(Page and application data records)
# # # # #

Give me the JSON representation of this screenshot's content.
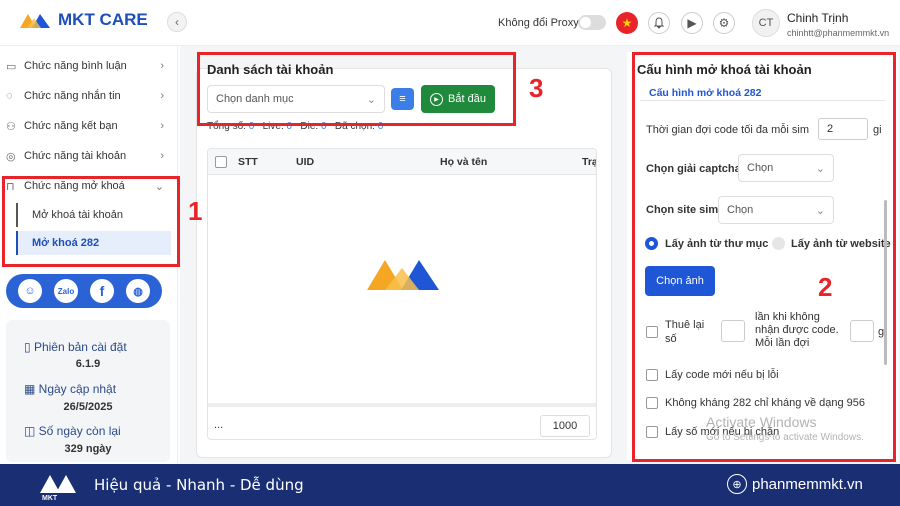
{
  "app": {
    "logo_text": "MKT CARE"
  },
  "header": {
    "proxy_label": "Không đổi Proxy",
    "avatar_initials": "CT",
    "user_name": "Chinh Trịnh",
    "user_email": "chinhtt@phanmemmkt.vn"
  },
  "sidebar": {
    "items": [
      {
        "label": "Chức năng bình luận",
        "icon": "comment-icon"
      },
      {
        "label": "Chức năng nhắn tin",
        "icon": "chat-icon"
      },
      {
        "label": "Chức năng kết bạn",
        "icon": "add-user-icon"
      },
      {
        "label": "Chức năng tài khoản",
        "icon": "account-icon"
      },
      {
        "label": "Chức năng mở khoá",
        "icon": "lock-icon"
      }
    ],
    "sub_items": [
      {
        "label": "Mở khoá tài khoản"
      },
      {
        "label": "Mở khoá 282"
      }
    ],
    "info": {
      "version_label": "Phiên bản cài đặt",
      "version_value": "6.1.9",
      "update_label": "Ngày cập nhật",
      "update_value": "26/5/2025",
      "days_label": "Số ngày còn lại",
      "days_value": "329 ngày"
    }
  },
  "accounts": {
    "title": "Danh sách tài khoản",
    "select_placeholder": "Chọn danh mục",
    "start_button": "Bắt đầu",
    "stats": {
      "total_label": "Tổng số:",
      "total": "0",
      "live_label": "Live:",
      "live": "0",
      "die_label": "Die:",
      "die": "0",
      "selected_label": "Đã chọn:",
      "selected": "0"
    },
    "columns": [
      "STT",
      "UID",
      "Họ và tên",
      "Trạ"
    ],
    "footer_dots": "...",
    "page_size": "1000"
  },
  "config": {
    "title": "Cấu hình mở khoá tài khoản",
    "tab": "Cấu hình mở khoá 282",
    "wait_label": "Thời gian đợi code tối đa mỗi sim",
    "wait_value": "2",
    "wait_unit": "gi",
    "captcha_label": "Chọn giải captcha",
    "captcha_value": "Chọn",
    "site_label": "Chọn site sim",
    "site_value": "Chọn",
    "radio_folder": "Lấy ảnh từ thư mục",
    "radio_website": "Lấy ảnh từ website",
    "choose_image": "Chọn ảnh",
    "retry_prefix_1": "Thuê lại",
    "retry_prefix_2": "số",
    "retry_mid": "lần khi không nhận được code. Mỗi lần đợi",
    "retry_suffix": "g",
    "opt1": "Lấy code mới nếu bị lỗi",
    "opt2": "Không kháng 282 chỉ kháng về dạng 956",
    "opt3": "Lấy số mới nếu bị chặn"
  },
  "watermark": {
    "line1": "Activate Windows",
    "line2": "Go to Settings to activate Windows."
  },
  "annotations": {
    "n1": "1",
    "n2": "2",
    "n3": "3"
  },
  "footer": {
    "slogan": "Hiệu quả - Nhanh - Dễ dùng",
    "site": "phanmemmkt.vn"
  },
  "colors": {
    "brand_blue": "#1e4fb8",
    "start_green": "#1f8a3b",
    "highlight_red": "#e8232a",
    "footer_navy": "#1a2e73"
  }
}
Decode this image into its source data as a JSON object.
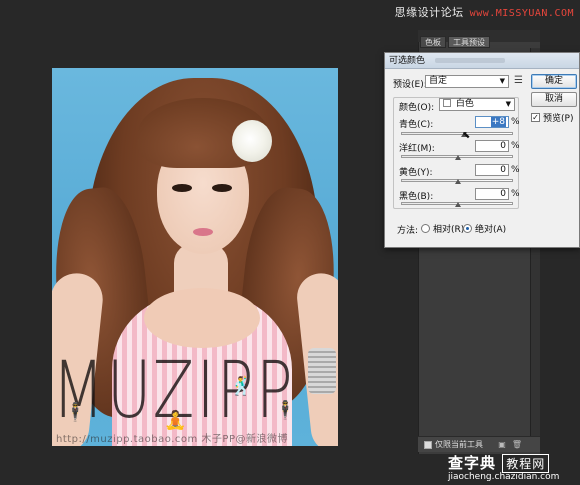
{
  "watermark_top": {
    "text": "思缘设计论坛",
    "url": "www.MISSYUAN.COM"
  },
  "photo": {
    "overlay_text": "MUZIPP",
    "overlay_url": "http://muzipp.taobao.com  木子PP@新浪微博"
  },
  "panel": {
    "tabs": [
      "色板",
      "工具预设"
    ],
    "footer_checkbox_label": "仅限当前工具"
  },
  "dialog": {
    "title": "可选颜色",
    "preset_label": "预设(E):",
    "preset_value": "自定",
    "colors_label": "颜色(O):",
    "colors_value": "白色",
    "ok_label": "确定",
    "cancel_label": "取消",
    "preview_label": "预览(P)",
    "preview_checked": true,
    "sliders": [
      {
        "label": "青色(C):",
        "value": "+8",
        "unit": "%",
        "position": 0.54
      },
      {
        "label": "洋红(M):",
        "value": "0",
        "unit": "%",
        "position": 0.5
      },
      {
        "label": "黄色(Y):",
        "value": "0",
        "unit": "%",
        "position": 0.5
      },
      {
        "label": "黑色(B):",
        "value": "0",
        "unit": "%",
        "position": 0.5
      }
    ],
    "method_label": "方法:",
    "method_options": [
      "相对(R)",
      "绝对(A)"
    ],
    "method_selected": 1
  },
  "watermark_bottom": {
    "brand": "查字典",
    "brand_box": "教程网",
    "url": "jiaocheng.chazidian.com"
  }
}
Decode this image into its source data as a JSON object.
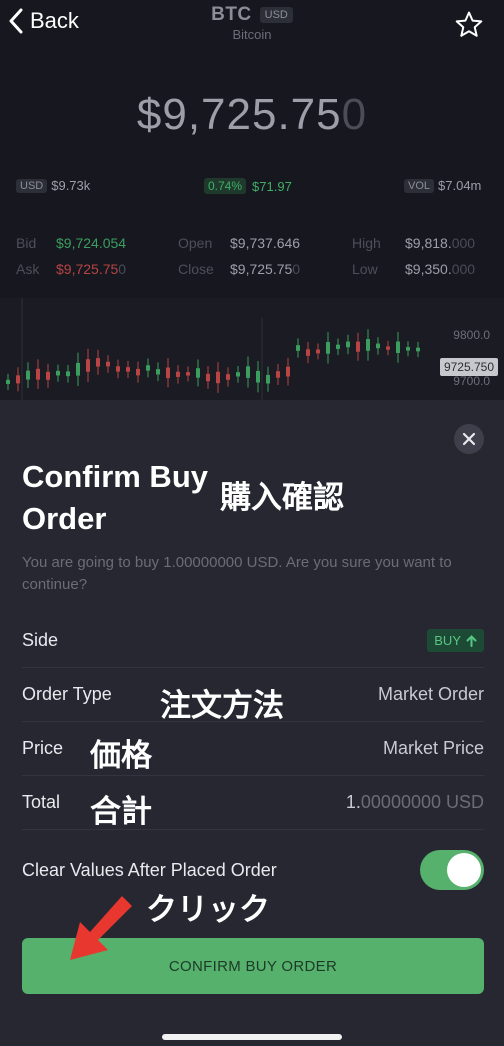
{
  "header": {
    "back_label": "Back",
    "symbol": "BTC",
    "currency_badge": "USD",
    "asset_name": "Bitcoin"
  },
  "price": {
    "main": "$9,725.75",
    "tail": "0"
  },
  "stats": {
    "currency": "USD",
    "currency_value": "$9.73k",
    "change_pct": "0.74%",
    "change_value": "$71.97",
    "vol_label": "VOL",
    "vol_value": "$7.04m"
  },
  "ohlc": {
    "bid_label": "Bid",
    "bid_main": "$9,724.054",
    "bid_tail": "",
    "ask_label": "Ask",
    "ask_main": "$9,725.75",
    "ask_tail": "0",
    "open_label": "Open",
    "open_value": "$9,737.646",
    "close_label": "Close",
    "close_main": "$9,725.75",
    "close_tail": "0",
    "high_label": "High",
    "high_main": "$9,818.",
    "high_tail": "000",
    "low_label": "Low",
    "low_main": "$9,350.",
    "low_tail": "000"
  },
  "chart": {
    "axis_top": "9800.0",
    "axis_bottom": "9700.0",
    "current_price": "9725.750"
  },
  "modal": {
    "title": "Confirm Buy Order",
    "annotation_title": "購入確認",
    "subtitle": "You are going to buy 1.00000000 USD. Are you sure you want to continue?",
    "rows": [
      {
        "label": "Side",
        "value": "BUY"
      },
      {
        "label": "Order Type",
        "value": "Market Order",
        "annotation": "注文方法"
      },
      {
        "label": "Price",
        "value": "Market Price",
        "annotation": "価格"
      },
      {
        "label": "Total",
        "value_main": "1.",
        "value_tail": "00000000 USD",
        "annotation": "合計"
      }
    ],
    "toggle_label": "Clear Values After Placed Order",
    "toggle_on": true,
    "click_annotation": "クリック",
    "confirm_label": "CONFIRM BUY ORDER"
  },
  "colors": {
    "accent_green": "#56b16d",
    "arrow_red": "#e8372f",
    "bid_green": "#3b9d5e",
    "ask_red": "#b84444"
  }
}
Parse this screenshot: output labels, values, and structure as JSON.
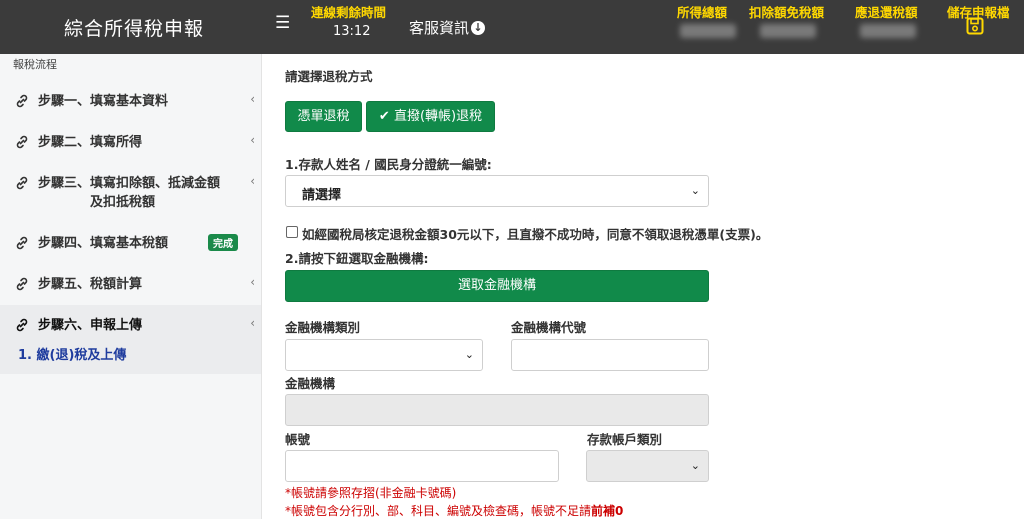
{
  "header": {
    "title": "綜合所得稅申報",
    "menu_icon": "hamburger-icon",
    "timer_label": "連線剩餘時間",
    "timer_value": "13:12",
    "service_label": "客服資訊",
    "service_icon": "chevron-circle-down-icon",
    "stats": [
      {
        "label": "所得總額"
      },
      {
        "label": "扣除額免稅額"
      },
      {
        "label": "應退還稅額"
      }
    ],
    "save_label": "儲存申報檔",
    "save_icon": "floppy-disk-icon",
    "accent_color": "#ffd800"
  },
  "sidebar": {
    "caption": "報稅流程",
    "steps": [
      {
        "label": "步驟一、填寫基本資料"
      },
      {
        "label": "步驟二、填寫所得"
      },
      {
        "label": "步驟三、填寫扣除額、抵減金額",
        "label2": "及扣抵稅額"
      },
      {
        "label": "步驟四、填寫基本稅額",
        "badge": "完成"
      },
      {
        "label": "步驟五、稅額計算"
      },
      {
        "label": "步驟六、申報上傳"
      }
    ],
    "substep": "1. 繳(退)稅及上傳"
  },
  "main": {
    "refund_heading": "請選擇退稅方式",
    "btn_check": "憑單退稅",
    "btn_transfer": "直撥(轉帳)退稅",
    "q1_label": "1.存款人姓名 / 國民身分證統一編號:",
    "q1_value": "請選擇",
    "checkbox_label": "如經國稅局核定退稅金額30元以下，且直撥不成功時，同意不領取退稅憑單(支票)。",
    "q2_label": "2.請按下鈕選取金融機構:",
    "select_bank_button": "選取金融機構",
    "bank_type_label": "金融機構類別",
    "bank_code_label": "金融機構代號",
    "bank_label": "金融機構",
    "account_label": "帳號",
    "account_type_label": "存款帳戶類別",
    "note1": "*帳號請參照存摺(非金融卡號碼)",
    "note2": "*帳號包含分行別、部、科目、編號及檢查碼，帳號不足請",
    "note2_bold": "前補0",
    "primary_color": "#118a4a"
  }
}
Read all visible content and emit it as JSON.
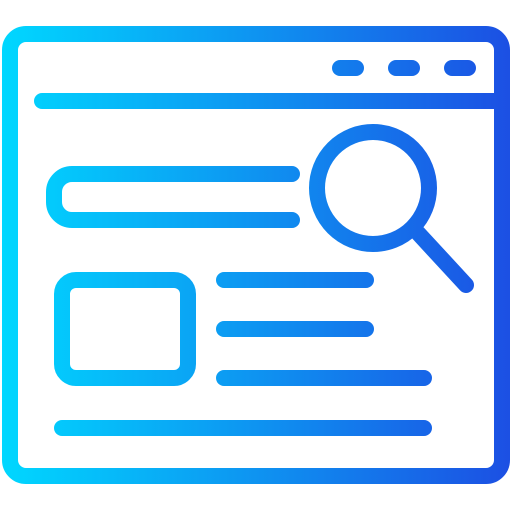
{
  "icon": {
    "name": "web-search-icon",
    "colors": {
      "gradient_start": "#00d8ff",
      "gradient_end": "#1c4fe3",
      "background": "#ffffff"
    }
  }
}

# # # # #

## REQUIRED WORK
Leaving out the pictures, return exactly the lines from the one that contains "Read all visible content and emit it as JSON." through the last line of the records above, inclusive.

## EXPECTED OUTPUT
Read all visible content and emit it as JSON.
{
  "icon": {
    "name": "web-search-icon",
    "colors": {
      "gradient_start": "#00d8ff",
      "gradient_end": "#1c4fe3",
      "background": "#ffffff"
    }
  }
}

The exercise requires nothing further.